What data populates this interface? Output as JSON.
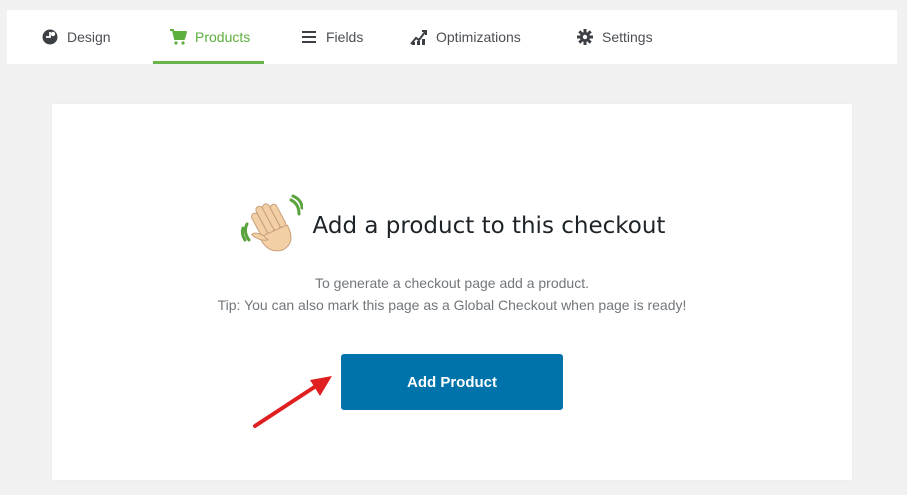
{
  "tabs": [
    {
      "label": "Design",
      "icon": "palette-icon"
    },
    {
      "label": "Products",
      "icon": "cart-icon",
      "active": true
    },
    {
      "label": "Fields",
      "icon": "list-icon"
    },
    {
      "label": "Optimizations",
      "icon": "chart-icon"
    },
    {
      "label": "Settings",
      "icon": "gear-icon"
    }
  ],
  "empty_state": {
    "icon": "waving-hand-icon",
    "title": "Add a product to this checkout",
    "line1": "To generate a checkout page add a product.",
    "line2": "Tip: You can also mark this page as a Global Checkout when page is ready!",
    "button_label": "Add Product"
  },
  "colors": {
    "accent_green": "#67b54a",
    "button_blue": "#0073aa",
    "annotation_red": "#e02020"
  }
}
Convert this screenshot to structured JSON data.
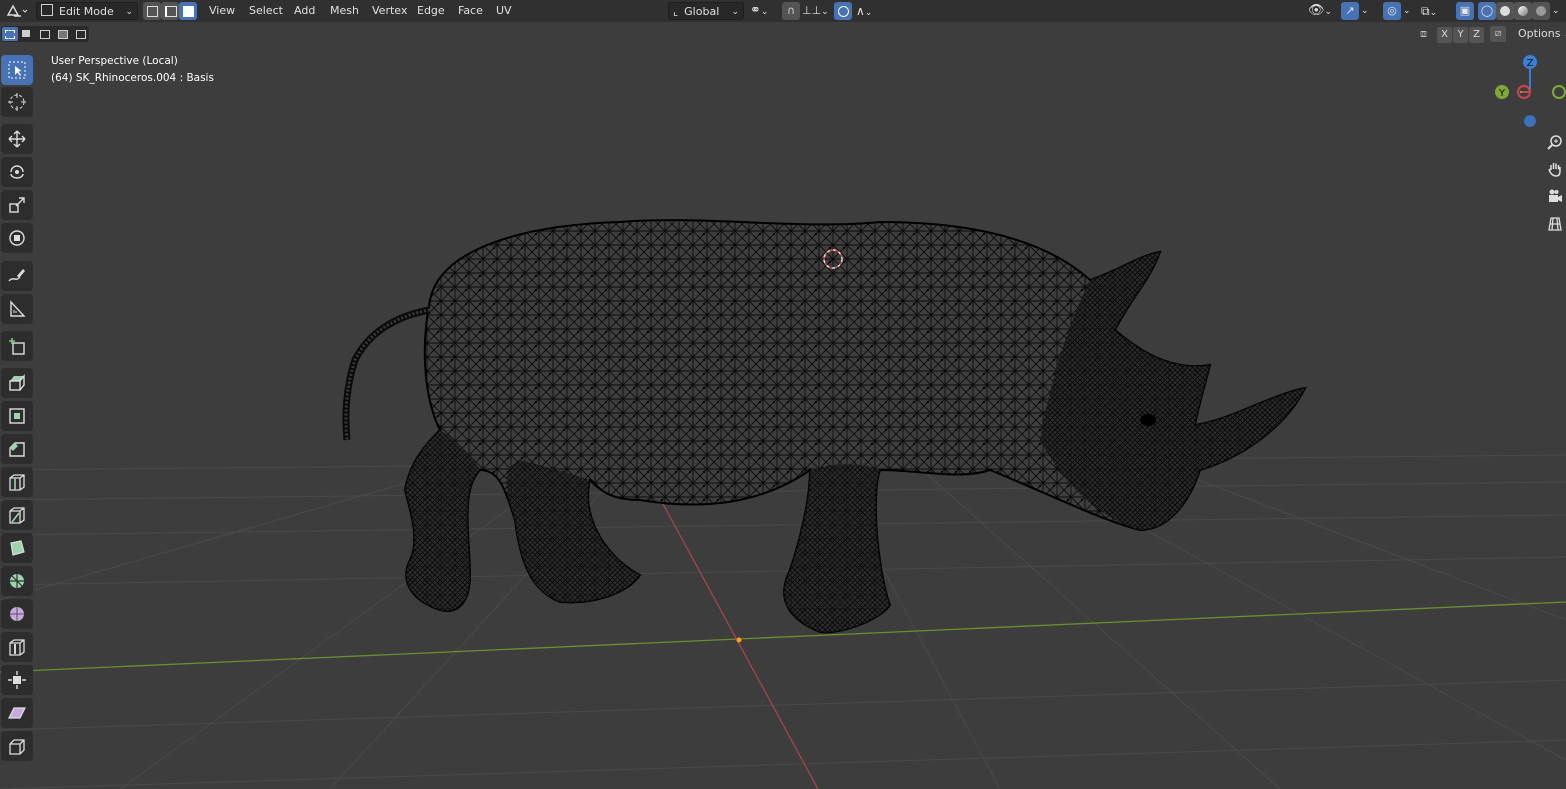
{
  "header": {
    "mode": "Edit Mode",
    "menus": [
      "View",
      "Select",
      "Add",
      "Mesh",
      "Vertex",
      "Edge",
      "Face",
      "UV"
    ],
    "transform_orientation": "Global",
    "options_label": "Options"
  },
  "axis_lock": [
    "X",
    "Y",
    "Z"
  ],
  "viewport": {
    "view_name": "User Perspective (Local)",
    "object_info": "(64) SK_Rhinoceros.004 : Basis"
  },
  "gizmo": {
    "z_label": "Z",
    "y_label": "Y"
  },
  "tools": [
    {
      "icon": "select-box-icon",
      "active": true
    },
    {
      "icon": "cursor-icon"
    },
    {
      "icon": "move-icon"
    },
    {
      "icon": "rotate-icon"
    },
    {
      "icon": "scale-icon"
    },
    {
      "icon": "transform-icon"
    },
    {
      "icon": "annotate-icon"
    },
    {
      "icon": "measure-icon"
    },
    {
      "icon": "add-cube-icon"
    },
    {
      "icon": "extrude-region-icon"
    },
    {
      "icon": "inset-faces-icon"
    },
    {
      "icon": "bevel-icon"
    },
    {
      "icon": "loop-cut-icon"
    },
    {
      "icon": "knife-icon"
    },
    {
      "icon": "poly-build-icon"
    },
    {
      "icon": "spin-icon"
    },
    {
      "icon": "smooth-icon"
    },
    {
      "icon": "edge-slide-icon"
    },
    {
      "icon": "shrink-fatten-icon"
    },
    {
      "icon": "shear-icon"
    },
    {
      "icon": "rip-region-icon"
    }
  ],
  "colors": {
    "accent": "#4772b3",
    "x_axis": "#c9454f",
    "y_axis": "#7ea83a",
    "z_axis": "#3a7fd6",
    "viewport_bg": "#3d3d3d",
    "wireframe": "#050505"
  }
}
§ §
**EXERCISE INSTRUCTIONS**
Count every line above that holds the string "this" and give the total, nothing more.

**WRITTEN ANSWER**
4